There are some who believe that when you become a Christian everything will turn out all right. I have known many who accepted Christ joyfully, but became disillusioned because life continued to be hard. But Jesus never promised us that life would be easy. God never assured us that we would avoid pain. In fact, Jesus said exactly the opposite. John 15: 20 “‘No servant is greater than his master.’ If they persecuted me, they will persecute you also.” And in John 16:33, “I have told you these [difficult] things, so that in me you may have peace. In this world you will have trouble. But take heart! I have overcome the world.” In this is our hope: Not that all our problems will disappear, but that the one who faced these problems, and overcame them, walks with us.

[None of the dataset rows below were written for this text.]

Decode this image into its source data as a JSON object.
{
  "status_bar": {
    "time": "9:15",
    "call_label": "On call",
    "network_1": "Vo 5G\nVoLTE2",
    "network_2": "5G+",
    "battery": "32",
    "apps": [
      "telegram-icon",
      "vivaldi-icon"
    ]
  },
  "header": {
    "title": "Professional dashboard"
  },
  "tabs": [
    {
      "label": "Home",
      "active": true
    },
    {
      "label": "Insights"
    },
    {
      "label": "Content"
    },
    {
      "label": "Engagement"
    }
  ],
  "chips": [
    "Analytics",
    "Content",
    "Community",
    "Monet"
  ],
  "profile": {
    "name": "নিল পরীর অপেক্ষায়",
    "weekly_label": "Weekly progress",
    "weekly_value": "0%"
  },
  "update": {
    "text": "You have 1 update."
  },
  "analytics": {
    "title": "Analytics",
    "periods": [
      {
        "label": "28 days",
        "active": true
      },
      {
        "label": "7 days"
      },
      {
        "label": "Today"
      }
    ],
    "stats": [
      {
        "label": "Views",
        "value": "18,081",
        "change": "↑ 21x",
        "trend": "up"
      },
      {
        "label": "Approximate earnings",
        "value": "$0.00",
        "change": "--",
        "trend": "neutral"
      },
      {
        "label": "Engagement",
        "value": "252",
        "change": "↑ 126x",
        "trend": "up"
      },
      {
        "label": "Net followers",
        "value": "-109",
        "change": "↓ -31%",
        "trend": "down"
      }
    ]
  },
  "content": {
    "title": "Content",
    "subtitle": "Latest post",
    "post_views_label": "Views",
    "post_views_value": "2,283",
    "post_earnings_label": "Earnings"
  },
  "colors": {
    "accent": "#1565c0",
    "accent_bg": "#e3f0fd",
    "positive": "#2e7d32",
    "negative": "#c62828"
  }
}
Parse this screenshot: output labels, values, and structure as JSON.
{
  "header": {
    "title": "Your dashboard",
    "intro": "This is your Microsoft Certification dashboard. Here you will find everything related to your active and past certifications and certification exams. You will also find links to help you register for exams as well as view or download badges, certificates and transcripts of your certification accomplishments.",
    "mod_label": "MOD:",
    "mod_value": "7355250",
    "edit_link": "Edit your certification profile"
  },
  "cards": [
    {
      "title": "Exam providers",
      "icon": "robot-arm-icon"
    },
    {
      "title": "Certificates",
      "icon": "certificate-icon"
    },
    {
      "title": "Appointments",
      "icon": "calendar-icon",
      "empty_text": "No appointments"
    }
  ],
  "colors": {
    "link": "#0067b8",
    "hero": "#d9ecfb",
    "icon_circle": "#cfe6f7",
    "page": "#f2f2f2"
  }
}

Now, I know that no one here believed that life would right itself as soon as you accepted Christ. So why write this article? Many times in my own life I faced a difficult situation, and prayed for God to remove it. But in doing so, I neglected the incredible gift God gives us. In the above passage, Jesus spends over a chapter giving the disciples the bad news of all the horrific things that would happen to them for following Him. But when he finished with the bad news, he said something very odd. “I have told you these [difficult] things, so that in me you may have peace.” Even in the midst of trials, even in the midst of pain, God offers us peace. Even in the midst of turmoil, God offers us a calm spirit; a peace that passes understanding. When difficulties arise, we seldom forget to pray, but often we forget to pray for the right things. We forget to pray for peace, for hope, and for the presence of Christ to be made real to us in the midst of those circumstances. We often pray that God would take away the burden, when the thing for which he wants us to pray is stronger shoulders to carry the weight.
Homework this week is simple. Each morning when you wake, and each evening before bed, pray a short prayer asking God to give you His peace. We will be amazed at the difference it makes.
Have you ever been stressed? Ever been a little anxious? Me too. The things that weigh us down can be as small as trying to make something fit into our schedules, to as big as the health of a loved one. But no matter what things weigh us down; God has a better way to handle our stress. “Have no anxiety at all, but in everything, by prayer and petition, with thanksgiving, make your requests known to God.” -Philippians 4:6
Now I’ve heard this verse a million times, and I would guess that you’ve heard it too, but there is something in here that I think we often miss. “…by prayer and supplication with thanksgiving let your requests be made known to God.” How well does our God know us? If you are like me, we find it easy to worry even in our prayers. Even as we approach the Prince of Peace we are so overcome by anxiety that we end up pleading with God to meet our needs; but our anxiety, stress and worry are unnecessary! Just a few verses later, Paul tells the Philippians, “My God will fully supply whatever you need, in accord with his glorious riches in Christ Jesus.” Philippians 4:19 God knows what the provision for our need is before we even ask!
This week’s homework: Don’t worry! Be thankful! Make your requests known to God through thankful prayer.